The Israeli Defense Forces (IDF) sent eight truckloads of medical equipment through the Kerem Shalom crossing into the coastal enclave to help treat Palestinians who were injured — mostly by bullets or tear gas fired by IDF soldiers — during protests on the Israel-Gaza border earlier this week. The medical supplies included IV fluids, physical therapy treadmills, disinfection pads and bandages.
According to reports, Hamas did accept four truckloads of aid from the Palestinian Authority and two trucks sent by UNICEF Wednesday, but not the Israeli supplies.

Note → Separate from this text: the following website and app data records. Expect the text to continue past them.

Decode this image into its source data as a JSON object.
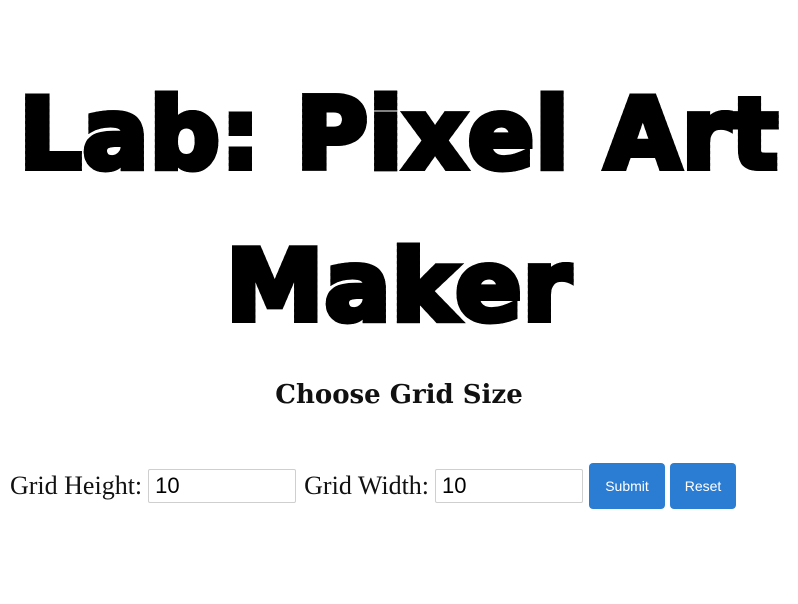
{
  "header": {
    "title_line_1": "Lab: Pixel Art",
    "title_line_2": "Maker"
  },
  "section": {
    "heading": "Choose Grid Size"
  },
  "form": {
    "height_label": "Grid Height:",
    "height_value": "10",
    "width_label": "Grid Width:",
    "width_value": "10",
    "submit_label": "Submit",
    "reset_label": "Reset"
  },
  "colors": {
    "button_background": "#2b7cd3",
    "button_text": "#ffffff",
    "text": "#111111"
  }
}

"The supplies already entered Gaza. Despite the dire situation of the health system and the lack of medical supplies, Hamas has refused to receive the humanitarian aid and has instructed the local authorities to return them to Israel," an IDF spokesperson reported Wednesday, i24NEWS reported.
A six-week protest campaign dubbed the Great March of Return, began on March 30. According to Hamas, Palestinians are peacefully demanding their right to return to territories seized by Israel in 1948 and protesting what they describe as the ethnic cleansing of their former villages.
The ongoing Palestinian protests were aggravated by the official opening of the US Embassy in the contested city of Jerusalem on May 14, which led to deadly clashes in which Israeli forces killed more than 60 Palestinians and injured more than 2,400 in a single day with live weapons fire and tear gas fired from drones.
Since March 30, 104 Palestinians have been killed and more than 12,600 injured, according to the UN Office for the Coordination of Humanitarian Affairs. A single Israeli soldier has been injured during the same time period.
The protests preceded the date of Israeli independence, May 15, which Palestinians call "al-Nakba," or "the catastrophe."
According to the IDF, at least 24 of the Palestinians killed Monday were terrorists who were loyal to Hamas and Islamic Jihad, the Jerusalem Post reported. The Israeli army claimed that those killed were trying to plant explosives along the border fence.
On Tuesday, Turkish President Recep Tayyip Erdogan said that Ankara had decided to recall its ambassadors in Washington and Tel Aviv for consultations in connection with Israel's actions in the Gaza Strip. The president also called Israel a terrorist state and said its actions toward the Palestinians were an act of genocide. South Africa, too, recalled its ambassador to Israel over the carnage in Gaza.
Trump recognized Jerusalem as Israel's capital in December 2017. That same month, a UN resolution requiring countries not to establish diplomatic missions in the contested city, which many Palestinians hope will one day be the capital of a Palestinian state, gained the support of 128 countries including Russia, China and most of the US' European allies. Washington went ahead with its decision anyway, moving the embassy from Tel Aviv to the site of its small consulate building in East Jerusalem earlier this week. Speaking at the embassy transfer ceremony on Monday, Prime Minister Benjamin Netanyahu called the move "historic."